HG: Conceptualization, Investigation, Methodology, Formal analysis, Project administration, Validation, Writing (original draft), Writing (review and editing)
AI: Methodology, Investigation, writing (original draft)
AK: Methodology, Writing (original draft)
TK: Formal analysis, Methodology, Writing (original draft)
Conflict of Interest
The author declared no conflict of interest
Provisional Acceptance: 05-Aug-2020
Final Acceptance: 15-Oct-2020
This article has been subjected to extensive editing and double blind peer review process. The following editors were involved in editing of this article;
Lead Editor: S Masud, A Anwer
Editors: J Siddiq, UA Khawaja
Statistical Editor: S Firdous, A Sarfraz
Bibliography: Z Sarfraz
Proof: QM Irfan

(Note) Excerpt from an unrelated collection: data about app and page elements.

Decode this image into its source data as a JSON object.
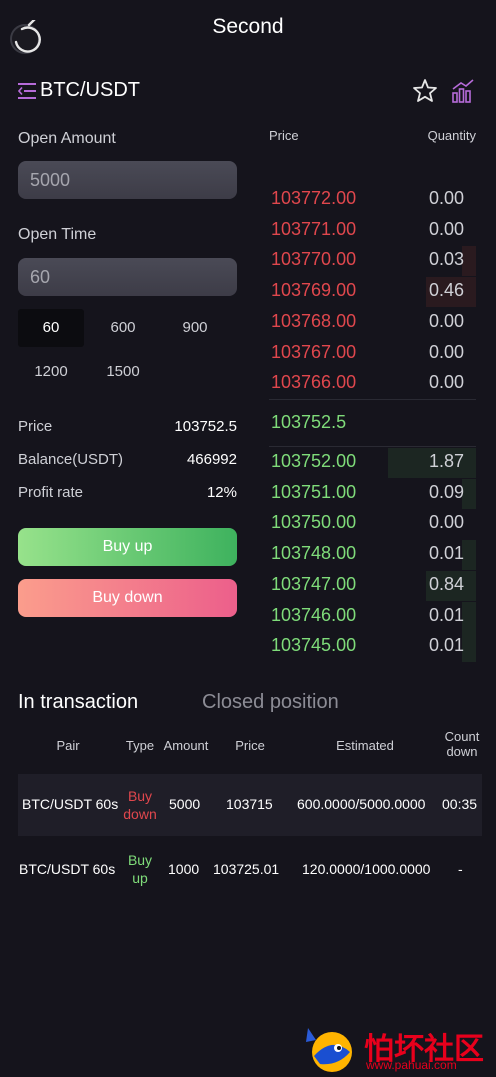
{
  "header": {
    "title": "Second"
  },
  "pair": {
    "name": "BTC/USDT"
  },
  "form": {
    "open_amount_label": "Open Amount",
    "open_amount_value": "5000",
    "open_time_label": "Open Time",
    "open_time_value": "60",
    "time_options": [
      "60",
      "600",
      "900",
      "1200",
      "1500"
    ],
    "selected_time": "60"
  },
  "info": {
    "price_label": "Price",
    "price_value": "103752.5",
    "balance_label": "Balance(USDT)",
    "balance_value": "466992",
    "profit_label": "Profit rate",
    "profit_value": "12%"
  },
  "buttons": {
    "buy_up": "Buy up",
    "buy_down": "Buy down"
  },
  "orderbook": {
    "price_header": "Price",
    "quantity_header": "Quantity",
    "asks": [
      {
        "price": "103772.00",
        "qty": "0.00",
        "depth": 0
      },
      {
        "price": "103771.00",
        "qty": "0.00",
        "depth": 0
      },
      {
        "price": "103770.00",
        "qty": "0.03",
        "depth": 0.03
      },
      {
        "price": "103769.00",
        "qty": "0.46",
        "depth": 0.46
      },
      {
        "price": "103768.00",
        "qty": "0.00",
        "depth": 0
      },
      {
        "price": "103767.00",
        "qty": "0.00",
        "depth": 0
      },
      {
        "price": "103766.00",
        "qty": "0.00",
        "depth": 0
      }
    ],
    "mid_price": "103752.5",
    "bids": [
      {
        "price": "103752.00",
        "qty": "1.87",
        "depth": 1.87
      },
      {
        "price": "103751.00",
        "qty": "0.09",
        "depth": 0.09
      },
      {
        "price": "103750.00",
        "qty": "0.00",
        "depth": 0
      },
      {
        "price": "103748.00",
        "qty": "0.01",
        "depth": 0.01
      },
      {
        "price": "103747.00",
        "qty": "0.84",
        "depth": 0.84
      },
      {
        "price": "103746.00",
        "qty": "0.01",
        "depth": 0.01
      },
      {
        "price": "103745.00",
        "qty": "0.01",
        "depth": 0.01
      }
    ]
  },
  "tabs": {
    "active": "In transaction",
    "inactive": "Closed position"
  },
  "table": {
    "headers": {
      "pair": "Pair",
      "type": "Type",
      "amount": "Amount",
      "price": "Price",
      "estimated": "Estimated",
      "countdown_1": "Count",
      "countdown_2": "down"
    },
    "rows": [
      {
        "pair": "BTC/USDT 60s",
        "type_1": "Buy",
        "type_2": "down",
        "direction": "down",
        "amount": "5000",
        "price": "103715",
        "estimated": "600.0000/5000.0000",
        "countdown": "00:35"
      },
      {
        "pair": "BTC/USDT 60s",
        "type_1": "Buy",
        "type_2": "up",
        "direction": "up",
        "amount": "1000",
        "price": "103725.01",
        "estimated": "120.0000/1000.0000",
        "countdown": "-"
      }
    ]
  },
  "watermark": {
    "text": "怕坏社区",
    "url": "www.pahuai.com"
  },
  "colors": {
    "ask": "#e0474d",
    "bid": "#7fdc7a",
    "background": "#15141c"
  }
}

The views and opinion expressed in this article are those of the authors and do not necessarily reflect the official policy or position of any other agency, organization, employer or company.